What you will do: Look through the data that follows and say how many of its lines contain "Fußplatte", giving the number only.

(Collection entries)
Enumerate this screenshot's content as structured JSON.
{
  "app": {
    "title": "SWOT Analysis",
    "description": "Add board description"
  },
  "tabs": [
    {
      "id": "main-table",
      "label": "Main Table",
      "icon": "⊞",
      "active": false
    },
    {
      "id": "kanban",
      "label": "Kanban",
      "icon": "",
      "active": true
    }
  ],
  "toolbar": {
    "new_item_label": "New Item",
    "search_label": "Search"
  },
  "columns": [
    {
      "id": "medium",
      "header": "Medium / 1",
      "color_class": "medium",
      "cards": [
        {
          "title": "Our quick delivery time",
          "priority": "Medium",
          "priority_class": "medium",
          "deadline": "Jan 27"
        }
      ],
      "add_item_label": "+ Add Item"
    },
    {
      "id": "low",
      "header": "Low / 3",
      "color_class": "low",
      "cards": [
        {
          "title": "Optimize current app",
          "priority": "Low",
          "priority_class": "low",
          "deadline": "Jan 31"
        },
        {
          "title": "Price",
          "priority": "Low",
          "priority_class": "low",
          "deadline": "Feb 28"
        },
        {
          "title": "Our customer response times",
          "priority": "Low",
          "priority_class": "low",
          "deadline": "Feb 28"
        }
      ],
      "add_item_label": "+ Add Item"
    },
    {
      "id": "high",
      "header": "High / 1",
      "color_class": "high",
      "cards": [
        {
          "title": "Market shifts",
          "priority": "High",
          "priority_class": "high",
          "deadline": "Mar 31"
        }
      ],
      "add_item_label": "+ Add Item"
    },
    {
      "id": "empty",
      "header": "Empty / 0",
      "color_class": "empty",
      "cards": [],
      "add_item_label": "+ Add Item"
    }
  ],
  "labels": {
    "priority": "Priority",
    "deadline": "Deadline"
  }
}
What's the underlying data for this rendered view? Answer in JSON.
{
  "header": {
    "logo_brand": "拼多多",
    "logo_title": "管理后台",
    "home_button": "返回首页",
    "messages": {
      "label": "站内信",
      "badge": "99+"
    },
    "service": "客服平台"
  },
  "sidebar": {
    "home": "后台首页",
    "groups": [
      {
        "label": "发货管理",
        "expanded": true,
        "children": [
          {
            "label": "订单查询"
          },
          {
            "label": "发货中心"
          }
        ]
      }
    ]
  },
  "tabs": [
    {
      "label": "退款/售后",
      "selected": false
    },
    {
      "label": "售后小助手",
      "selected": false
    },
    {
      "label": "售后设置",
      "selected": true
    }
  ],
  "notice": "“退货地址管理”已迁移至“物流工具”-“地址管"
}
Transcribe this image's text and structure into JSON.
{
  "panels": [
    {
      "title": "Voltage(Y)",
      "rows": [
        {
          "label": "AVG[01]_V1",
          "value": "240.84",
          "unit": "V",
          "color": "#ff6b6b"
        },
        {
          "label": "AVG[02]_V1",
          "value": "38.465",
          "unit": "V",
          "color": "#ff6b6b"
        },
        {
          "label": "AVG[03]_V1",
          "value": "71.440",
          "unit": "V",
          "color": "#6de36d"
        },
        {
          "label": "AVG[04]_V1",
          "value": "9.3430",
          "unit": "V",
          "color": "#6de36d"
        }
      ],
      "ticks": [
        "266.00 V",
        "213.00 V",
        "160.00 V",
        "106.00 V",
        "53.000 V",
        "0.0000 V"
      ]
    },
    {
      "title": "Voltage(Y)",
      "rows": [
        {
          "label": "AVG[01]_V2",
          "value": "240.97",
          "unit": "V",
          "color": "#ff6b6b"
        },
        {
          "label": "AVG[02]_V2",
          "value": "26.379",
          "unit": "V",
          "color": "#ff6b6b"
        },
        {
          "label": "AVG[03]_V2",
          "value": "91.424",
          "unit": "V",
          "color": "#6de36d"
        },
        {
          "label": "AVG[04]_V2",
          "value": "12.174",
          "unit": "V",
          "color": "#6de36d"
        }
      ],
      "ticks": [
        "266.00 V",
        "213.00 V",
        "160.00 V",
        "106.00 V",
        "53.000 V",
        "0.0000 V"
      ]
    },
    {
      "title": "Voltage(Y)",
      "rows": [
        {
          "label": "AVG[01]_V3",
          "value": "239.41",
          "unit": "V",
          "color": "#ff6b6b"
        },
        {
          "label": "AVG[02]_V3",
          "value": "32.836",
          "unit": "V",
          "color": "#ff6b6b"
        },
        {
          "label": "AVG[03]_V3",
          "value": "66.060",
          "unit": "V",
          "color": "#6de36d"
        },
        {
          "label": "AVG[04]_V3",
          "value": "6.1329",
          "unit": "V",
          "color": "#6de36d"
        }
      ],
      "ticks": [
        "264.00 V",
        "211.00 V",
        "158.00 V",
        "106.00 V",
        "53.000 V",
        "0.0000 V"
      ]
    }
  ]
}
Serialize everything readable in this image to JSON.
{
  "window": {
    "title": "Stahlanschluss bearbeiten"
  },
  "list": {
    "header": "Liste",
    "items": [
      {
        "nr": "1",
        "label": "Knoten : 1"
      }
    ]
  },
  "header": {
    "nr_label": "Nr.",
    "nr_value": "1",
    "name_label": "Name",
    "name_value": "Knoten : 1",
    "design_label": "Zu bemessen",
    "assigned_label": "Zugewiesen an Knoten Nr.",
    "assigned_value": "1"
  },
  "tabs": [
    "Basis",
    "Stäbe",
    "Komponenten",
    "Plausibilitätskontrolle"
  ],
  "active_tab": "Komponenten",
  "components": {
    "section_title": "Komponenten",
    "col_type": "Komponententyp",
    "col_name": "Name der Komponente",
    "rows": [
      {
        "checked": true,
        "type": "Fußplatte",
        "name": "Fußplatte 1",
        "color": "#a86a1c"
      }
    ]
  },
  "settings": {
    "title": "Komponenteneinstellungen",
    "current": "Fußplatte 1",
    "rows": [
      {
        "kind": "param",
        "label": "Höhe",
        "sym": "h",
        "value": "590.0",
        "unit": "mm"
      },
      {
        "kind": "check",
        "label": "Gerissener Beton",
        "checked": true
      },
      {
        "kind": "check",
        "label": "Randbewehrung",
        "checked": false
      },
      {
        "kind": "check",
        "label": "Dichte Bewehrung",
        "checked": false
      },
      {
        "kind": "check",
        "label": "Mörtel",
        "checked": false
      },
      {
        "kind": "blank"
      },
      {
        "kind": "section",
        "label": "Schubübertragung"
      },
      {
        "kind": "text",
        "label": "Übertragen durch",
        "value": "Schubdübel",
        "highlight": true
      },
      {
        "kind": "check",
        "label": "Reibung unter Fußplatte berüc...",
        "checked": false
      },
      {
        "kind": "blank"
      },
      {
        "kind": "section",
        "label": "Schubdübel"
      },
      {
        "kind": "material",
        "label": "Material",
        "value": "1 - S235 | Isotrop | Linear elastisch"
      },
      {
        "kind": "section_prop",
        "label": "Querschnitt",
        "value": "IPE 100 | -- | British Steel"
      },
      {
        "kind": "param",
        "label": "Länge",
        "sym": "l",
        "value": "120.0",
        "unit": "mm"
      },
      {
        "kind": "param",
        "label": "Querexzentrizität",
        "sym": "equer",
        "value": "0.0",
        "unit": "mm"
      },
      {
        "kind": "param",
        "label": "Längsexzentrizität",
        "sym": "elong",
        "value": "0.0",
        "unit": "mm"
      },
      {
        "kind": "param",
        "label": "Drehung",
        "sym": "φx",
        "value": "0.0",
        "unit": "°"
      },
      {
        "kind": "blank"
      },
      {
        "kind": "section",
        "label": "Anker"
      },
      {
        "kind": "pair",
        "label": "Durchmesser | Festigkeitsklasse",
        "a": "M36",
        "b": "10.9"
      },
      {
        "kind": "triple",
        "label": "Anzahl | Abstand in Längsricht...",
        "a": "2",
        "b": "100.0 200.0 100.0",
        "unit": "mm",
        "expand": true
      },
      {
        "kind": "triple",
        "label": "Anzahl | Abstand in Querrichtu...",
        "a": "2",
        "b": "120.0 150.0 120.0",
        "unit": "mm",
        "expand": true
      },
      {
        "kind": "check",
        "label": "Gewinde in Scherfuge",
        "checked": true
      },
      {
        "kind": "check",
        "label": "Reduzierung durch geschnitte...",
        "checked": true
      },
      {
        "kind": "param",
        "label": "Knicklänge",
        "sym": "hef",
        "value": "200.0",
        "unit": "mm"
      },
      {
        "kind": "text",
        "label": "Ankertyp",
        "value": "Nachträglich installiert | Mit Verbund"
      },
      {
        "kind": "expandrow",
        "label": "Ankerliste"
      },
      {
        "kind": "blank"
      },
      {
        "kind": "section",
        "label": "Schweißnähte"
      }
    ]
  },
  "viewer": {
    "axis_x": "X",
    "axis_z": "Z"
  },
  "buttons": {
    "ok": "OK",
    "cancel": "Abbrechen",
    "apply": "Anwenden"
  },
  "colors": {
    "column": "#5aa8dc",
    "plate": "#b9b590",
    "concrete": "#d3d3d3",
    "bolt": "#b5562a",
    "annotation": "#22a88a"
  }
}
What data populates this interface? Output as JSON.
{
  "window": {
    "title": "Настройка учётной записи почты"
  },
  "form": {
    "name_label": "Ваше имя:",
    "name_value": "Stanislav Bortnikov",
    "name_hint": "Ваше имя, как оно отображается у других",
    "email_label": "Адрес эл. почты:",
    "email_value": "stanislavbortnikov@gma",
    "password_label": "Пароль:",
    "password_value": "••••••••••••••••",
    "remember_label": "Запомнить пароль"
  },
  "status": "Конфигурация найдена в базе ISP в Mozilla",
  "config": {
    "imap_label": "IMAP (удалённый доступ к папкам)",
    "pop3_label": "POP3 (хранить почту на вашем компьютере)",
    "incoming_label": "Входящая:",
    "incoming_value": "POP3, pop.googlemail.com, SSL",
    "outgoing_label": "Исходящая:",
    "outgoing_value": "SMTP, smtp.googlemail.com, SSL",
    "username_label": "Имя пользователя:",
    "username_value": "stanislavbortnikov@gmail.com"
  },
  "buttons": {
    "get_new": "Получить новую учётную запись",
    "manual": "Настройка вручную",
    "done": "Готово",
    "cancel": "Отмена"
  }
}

Exercise output: 4